Lottery is an activity where people purchase tickets and hope to win a prize. The prizes range from money to goods or services. Most states sponsor and regulate lotteries. A few states also have private lotteries. In the United States, the lottery contributes billions of dollars to state budgets annually. Some people play for fun, while others believe that winning the lottery is their ticket to a better life.
Most states prohibit people under 18 from participating in a lottery. In addition to regulating the game, some states set up lottery divisions to select retailers, promote the lottery and educate players. Some states also have special prize pools for veterans, disabled persons and other groups. The amount of the prize depends on how many tickets are sold and how much is raised from ticket sales.
The odds of winning the lottery are very low. Nonetheless, the games continue to be popular. Some people even spend $50 or $100 a week on tickets. This makes it difficult to explain to people that the odds are very low and that they will not win. Nevertheless, some people find ways to increase their odds by following certain strategies. However, these strategies are unlikely to make any significant difference in their odds.
Throughout history, governments and other organizations have used lotteries to raise funds for various projects. For example, the Roman Empire held lottery-like events called “loterias” to give away slaves and property. In medieval Europe, towns held public lotteries to help pay for town fortifications and to aid the poor. The word lottery comes from the Latin lotto, meaning ‘fateful arrangement,’ but it is also related to the Old English hlot and Frankish lotteria (compare Germanic lotte).
In the modern sense of the word, a lottery is an event in which numbers are drawn at random to determine winners. Traditionally, the prize has been cash, but it can also be goods or services. The earliest lotteries offered tickets for a fixed amount of money. More recently, the prize has been a percentage of ticket sales.
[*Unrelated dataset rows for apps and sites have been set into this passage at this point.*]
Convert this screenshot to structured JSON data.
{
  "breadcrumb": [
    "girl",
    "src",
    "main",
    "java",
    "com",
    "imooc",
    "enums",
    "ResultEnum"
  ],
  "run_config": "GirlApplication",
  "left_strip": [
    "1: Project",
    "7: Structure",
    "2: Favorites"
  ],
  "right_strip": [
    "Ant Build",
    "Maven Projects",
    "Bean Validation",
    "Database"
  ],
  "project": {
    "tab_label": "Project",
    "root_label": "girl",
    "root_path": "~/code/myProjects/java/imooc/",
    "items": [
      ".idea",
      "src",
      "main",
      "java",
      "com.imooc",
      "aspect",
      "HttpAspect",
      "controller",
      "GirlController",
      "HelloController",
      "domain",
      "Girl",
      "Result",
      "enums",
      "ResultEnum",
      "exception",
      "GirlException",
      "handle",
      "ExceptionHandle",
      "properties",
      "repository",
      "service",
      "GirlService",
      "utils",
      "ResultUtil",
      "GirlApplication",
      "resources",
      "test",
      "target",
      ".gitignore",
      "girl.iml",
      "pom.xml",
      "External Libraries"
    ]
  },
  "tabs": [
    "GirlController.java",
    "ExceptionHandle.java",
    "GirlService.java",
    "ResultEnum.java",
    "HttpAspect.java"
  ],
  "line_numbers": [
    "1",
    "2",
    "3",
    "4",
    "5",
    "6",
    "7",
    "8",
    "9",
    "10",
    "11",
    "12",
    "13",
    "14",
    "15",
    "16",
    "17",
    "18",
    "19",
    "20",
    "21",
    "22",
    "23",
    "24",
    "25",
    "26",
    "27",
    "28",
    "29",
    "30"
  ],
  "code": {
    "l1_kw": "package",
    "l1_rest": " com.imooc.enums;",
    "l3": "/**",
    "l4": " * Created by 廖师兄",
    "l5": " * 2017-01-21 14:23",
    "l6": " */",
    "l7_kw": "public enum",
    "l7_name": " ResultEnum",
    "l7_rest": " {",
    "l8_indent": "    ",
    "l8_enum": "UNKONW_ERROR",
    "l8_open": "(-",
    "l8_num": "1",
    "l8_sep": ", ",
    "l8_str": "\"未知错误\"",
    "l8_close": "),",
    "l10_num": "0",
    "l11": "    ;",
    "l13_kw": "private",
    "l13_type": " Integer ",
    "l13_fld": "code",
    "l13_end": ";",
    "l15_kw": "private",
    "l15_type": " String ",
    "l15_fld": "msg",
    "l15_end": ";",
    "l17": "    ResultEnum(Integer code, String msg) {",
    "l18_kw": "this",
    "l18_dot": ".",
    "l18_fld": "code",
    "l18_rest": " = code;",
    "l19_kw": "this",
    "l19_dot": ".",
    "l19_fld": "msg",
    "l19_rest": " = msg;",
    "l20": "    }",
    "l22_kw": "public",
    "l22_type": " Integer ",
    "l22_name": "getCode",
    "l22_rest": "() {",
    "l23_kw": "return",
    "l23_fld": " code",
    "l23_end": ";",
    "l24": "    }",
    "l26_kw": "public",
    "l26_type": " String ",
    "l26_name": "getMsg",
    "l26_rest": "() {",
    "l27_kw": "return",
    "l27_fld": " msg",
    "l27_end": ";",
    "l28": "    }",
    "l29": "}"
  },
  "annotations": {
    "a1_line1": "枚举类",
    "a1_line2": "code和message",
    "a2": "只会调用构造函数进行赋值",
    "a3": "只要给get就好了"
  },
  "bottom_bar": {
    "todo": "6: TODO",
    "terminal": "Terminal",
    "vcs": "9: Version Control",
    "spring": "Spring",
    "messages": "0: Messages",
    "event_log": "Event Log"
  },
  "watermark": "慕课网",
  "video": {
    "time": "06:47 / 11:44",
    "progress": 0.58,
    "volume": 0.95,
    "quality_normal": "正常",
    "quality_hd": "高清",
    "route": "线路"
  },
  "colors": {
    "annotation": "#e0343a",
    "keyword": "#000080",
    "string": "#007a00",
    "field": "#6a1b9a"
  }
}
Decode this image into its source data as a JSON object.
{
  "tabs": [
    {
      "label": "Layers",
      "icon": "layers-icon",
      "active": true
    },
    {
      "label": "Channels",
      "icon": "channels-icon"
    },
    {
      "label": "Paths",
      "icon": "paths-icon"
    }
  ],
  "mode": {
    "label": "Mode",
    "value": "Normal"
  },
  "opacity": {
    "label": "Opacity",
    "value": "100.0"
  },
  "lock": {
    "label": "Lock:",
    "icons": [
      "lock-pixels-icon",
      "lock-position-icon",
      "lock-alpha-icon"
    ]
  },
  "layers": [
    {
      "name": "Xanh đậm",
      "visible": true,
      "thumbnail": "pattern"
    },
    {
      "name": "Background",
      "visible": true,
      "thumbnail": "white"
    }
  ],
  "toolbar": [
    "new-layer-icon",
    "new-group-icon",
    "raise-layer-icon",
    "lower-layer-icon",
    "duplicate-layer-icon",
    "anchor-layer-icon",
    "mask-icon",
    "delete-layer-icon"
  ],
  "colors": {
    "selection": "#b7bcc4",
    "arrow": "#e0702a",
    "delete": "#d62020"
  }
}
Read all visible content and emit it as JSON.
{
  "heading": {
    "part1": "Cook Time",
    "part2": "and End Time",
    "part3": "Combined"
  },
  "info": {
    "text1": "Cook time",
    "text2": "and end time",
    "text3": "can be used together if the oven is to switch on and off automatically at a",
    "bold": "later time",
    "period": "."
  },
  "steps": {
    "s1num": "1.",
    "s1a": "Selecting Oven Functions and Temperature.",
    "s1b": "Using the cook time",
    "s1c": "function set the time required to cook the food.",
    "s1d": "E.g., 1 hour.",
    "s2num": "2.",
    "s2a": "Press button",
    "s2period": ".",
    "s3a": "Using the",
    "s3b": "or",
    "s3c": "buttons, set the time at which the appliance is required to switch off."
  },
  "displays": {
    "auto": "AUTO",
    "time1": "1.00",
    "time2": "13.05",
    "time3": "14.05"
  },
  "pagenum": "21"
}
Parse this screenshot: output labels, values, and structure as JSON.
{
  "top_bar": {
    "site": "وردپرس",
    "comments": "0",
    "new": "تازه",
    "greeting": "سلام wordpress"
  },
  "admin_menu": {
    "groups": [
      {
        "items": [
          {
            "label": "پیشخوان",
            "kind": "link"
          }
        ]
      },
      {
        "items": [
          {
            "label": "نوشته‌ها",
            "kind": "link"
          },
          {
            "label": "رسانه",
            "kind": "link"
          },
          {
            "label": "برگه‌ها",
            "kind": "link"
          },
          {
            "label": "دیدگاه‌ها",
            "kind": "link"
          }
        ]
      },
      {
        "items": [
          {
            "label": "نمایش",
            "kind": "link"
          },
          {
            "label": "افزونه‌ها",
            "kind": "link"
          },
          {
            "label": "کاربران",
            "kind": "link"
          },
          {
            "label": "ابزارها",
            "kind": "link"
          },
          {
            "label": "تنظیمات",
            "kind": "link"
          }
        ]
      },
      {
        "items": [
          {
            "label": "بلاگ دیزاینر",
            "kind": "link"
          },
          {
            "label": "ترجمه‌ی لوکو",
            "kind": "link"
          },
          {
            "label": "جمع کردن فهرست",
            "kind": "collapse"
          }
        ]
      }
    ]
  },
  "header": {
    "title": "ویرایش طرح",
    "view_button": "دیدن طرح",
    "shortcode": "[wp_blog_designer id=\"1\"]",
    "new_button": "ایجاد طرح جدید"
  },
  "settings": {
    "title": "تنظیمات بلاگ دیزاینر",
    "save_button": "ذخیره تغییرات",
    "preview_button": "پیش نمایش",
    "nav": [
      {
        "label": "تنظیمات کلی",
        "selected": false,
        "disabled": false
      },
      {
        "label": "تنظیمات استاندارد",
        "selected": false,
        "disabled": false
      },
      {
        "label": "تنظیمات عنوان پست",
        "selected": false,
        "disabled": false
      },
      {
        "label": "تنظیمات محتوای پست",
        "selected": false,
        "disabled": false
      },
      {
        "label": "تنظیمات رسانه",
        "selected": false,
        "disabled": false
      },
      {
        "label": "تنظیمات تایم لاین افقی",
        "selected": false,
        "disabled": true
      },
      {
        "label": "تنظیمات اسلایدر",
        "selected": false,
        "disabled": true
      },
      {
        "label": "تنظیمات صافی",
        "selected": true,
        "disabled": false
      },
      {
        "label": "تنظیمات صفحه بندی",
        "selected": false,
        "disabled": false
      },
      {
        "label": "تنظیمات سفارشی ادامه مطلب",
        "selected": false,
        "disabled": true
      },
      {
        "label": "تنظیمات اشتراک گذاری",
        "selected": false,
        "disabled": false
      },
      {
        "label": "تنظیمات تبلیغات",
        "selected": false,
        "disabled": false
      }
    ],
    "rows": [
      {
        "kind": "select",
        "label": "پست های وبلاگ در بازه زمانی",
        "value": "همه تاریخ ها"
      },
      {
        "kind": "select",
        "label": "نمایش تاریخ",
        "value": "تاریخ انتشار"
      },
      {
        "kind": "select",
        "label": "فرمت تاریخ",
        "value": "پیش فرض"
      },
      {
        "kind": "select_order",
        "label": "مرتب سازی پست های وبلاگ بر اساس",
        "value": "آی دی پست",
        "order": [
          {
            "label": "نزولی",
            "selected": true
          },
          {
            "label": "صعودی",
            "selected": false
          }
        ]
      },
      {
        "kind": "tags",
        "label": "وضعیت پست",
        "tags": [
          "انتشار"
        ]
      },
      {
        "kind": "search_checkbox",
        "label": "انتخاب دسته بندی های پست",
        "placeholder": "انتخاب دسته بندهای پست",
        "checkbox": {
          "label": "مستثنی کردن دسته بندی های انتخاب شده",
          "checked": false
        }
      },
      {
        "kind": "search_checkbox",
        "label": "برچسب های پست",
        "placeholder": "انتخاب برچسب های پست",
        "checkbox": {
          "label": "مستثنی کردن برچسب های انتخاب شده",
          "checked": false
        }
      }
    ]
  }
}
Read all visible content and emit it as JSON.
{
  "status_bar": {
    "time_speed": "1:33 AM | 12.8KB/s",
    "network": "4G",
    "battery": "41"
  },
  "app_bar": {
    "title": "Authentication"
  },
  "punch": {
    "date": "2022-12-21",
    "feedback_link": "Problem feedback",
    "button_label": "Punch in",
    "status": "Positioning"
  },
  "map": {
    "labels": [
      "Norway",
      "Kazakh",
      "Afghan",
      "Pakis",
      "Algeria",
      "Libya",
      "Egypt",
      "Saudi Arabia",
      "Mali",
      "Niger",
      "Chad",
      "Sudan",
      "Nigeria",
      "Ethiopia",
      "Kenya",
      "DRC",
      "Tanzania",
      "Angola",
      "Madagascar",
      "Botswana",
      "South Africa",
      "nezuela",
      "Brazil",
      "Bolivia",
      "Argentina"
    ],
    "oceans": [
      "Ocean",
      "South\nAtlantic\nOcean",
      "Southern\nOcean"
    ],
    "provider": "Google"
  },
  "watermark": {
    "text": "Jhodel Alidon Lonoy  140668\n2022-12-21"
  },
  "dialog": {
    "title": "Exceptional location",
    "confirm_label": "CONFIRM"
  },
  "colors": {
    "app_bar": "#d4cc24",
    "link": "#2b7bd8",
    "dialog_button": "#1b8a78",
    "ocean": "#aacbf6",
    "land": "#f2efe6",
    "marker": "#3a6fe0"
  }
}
A lottery is a game of chance where participants have a one in million chance of winning the jackpot. The first recorded lotteries were in the 15th century, and were a common way to raise money for charitable and civic purposes. Today, most lotteries are played on the internet and through telephone apps.
While the odds of winning a lottery are extremely low, millions of people still buy tickets each week. In 2021, Americans spent over $100 billion on the game, making it the most popular form of gambling in the country. The majority of these people lose, but the states that sponsor the games claim they are a good source of revenue for public services and schools. But how meaningful this revenue is in broader state budgets and whether it is worth the trade-offs to people who lose money are debatable. Some people argue that the lottery is a good way to promote financial responsibility, while others argue that it teaches children irrational beliefs about probability.